──────── DATA EXTRACT ────────

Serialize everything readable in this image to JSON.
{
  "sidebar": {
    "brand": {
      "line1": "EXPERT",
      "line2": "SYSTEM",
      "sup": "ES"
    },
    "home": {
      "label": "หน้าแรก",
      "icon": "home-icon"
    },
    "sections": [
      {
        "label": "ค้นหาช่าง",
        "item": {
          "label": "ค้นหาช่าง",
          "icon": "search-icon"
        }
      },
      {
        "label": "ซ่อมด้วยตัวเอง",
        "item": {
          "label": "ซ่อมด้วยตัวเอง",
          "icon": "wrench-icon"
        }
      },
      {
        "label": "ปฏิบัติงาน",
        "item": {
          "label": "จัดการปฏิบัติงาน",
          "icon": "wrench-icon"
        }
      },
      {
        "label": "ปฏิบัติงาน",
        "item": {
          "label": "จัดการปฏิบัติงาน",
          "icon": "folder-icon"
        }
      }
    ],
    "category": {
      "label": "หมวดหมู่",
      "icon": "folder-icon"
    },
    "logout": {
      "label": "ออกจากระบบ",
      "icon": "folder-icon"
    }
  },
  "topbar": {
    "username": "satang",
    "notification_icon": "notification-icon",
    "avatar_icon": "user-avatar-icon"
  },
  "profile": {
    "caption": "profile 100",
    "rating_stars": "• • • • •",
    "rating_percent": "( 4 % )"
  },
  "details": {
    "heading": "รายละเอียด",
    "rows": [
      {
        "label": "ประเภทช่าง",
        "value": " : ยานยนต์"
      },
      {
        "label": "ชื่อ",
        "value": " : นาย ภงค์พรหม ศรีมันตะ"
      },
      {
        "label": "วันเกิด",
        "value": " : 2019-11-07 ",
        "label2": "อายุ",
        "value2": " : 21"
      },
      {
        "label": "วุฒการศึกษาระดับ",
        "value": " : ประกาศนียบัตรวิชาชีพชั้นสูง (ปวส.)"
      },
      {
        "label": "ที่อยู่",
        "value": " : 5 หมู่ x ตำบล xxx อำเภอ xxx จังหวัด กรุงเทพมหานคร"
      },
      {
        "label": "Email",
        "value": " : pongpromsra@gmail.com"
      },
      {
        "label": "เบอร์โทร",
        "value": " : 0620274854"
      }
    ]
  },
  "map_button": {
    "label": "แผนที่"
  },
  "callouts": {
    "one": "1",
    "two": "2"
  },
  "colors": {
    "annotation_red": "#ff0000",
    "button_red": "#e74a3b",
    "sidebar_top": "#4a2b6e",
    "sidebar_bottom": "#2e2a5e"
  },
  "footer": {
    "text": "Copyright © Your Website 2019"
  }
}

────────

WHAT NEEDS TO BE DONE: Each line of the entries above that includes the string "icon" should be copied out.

WRITTEN RESPONSE:
      "icon": "home-icon"
          "icon": "search-icon"
          "icon": "wrench-icon"
          "icon": "wrench-icon"
          "icon": "folder-icon"
      "icon": "folder-icon"
      "icon": "folder-icon"
    "notification_icon": "notification-icon",
    "avatar_icon": "user-avatar-icon"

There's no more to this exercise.